The bill would delay the Affordable Care Act’s medical device tax for another five years, delay the ACA’s health insurance tax for another two years, delay the tax on so-called “Cadillac” tax plans for another year and permanently repeal the tanning tax. The bill also includes some technical corrections to the Tax Cuts and Jobs Act that are considered to be time sensitive, including allowing businesses such as restaurants and retail stores to immediately depreciate leasehold improvements instead of depreciating them over 39 years, as well as clarification regarding treatment of veterans groups for purposes of the Low Income Housing Tax Credit. The bill also contains some provisions for tax-exempt entities, including repealing a tax on transportation fringe benefits for entities such as nonprofits and religious organizations, and repealing the Johnson Amendment, which prohibits 501(c)3 tax-exempt organizations from endorsing or opposing political candidates.

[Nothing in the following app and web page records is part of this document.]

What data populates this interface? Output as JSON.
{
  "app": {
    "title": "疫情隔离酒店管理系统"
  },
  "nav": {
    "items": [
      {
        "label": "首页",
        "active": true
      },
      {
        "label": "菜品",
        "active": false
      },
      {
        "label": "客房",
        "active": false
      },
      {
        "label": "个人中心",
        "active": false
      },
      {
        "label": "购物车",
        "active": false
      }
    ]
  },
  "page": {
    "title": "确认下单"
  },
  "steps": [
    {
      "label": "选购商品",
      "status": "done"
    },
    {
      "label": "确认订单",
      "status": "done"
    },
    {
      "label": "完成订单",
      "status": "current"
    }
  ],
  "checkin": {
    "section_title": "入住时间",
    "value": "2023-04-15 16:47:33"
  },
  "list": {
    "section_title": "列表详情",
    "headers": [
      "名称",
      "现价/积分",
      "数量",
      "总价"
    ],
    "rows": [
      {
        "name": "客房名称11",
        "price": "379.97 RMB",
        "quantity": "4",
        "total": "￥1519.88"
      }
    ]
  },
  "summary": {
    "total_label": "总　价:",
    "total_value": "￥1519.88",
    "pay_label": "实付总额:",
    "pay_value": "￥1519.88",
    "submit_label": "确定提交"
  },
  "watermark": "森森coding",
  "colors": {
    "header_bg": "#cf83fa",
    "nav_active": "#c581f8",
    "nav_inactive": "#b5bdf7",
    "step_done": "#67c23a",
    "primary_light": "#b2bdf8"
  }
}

The package also includes a number of IRS reforms that have attracted bipartisan support, including notices about the closures of Taxpayer Assistance Centers, whistleblower reforms, provision of information regarding low-income taxpayer clinics, and codification of the IRS Free File program.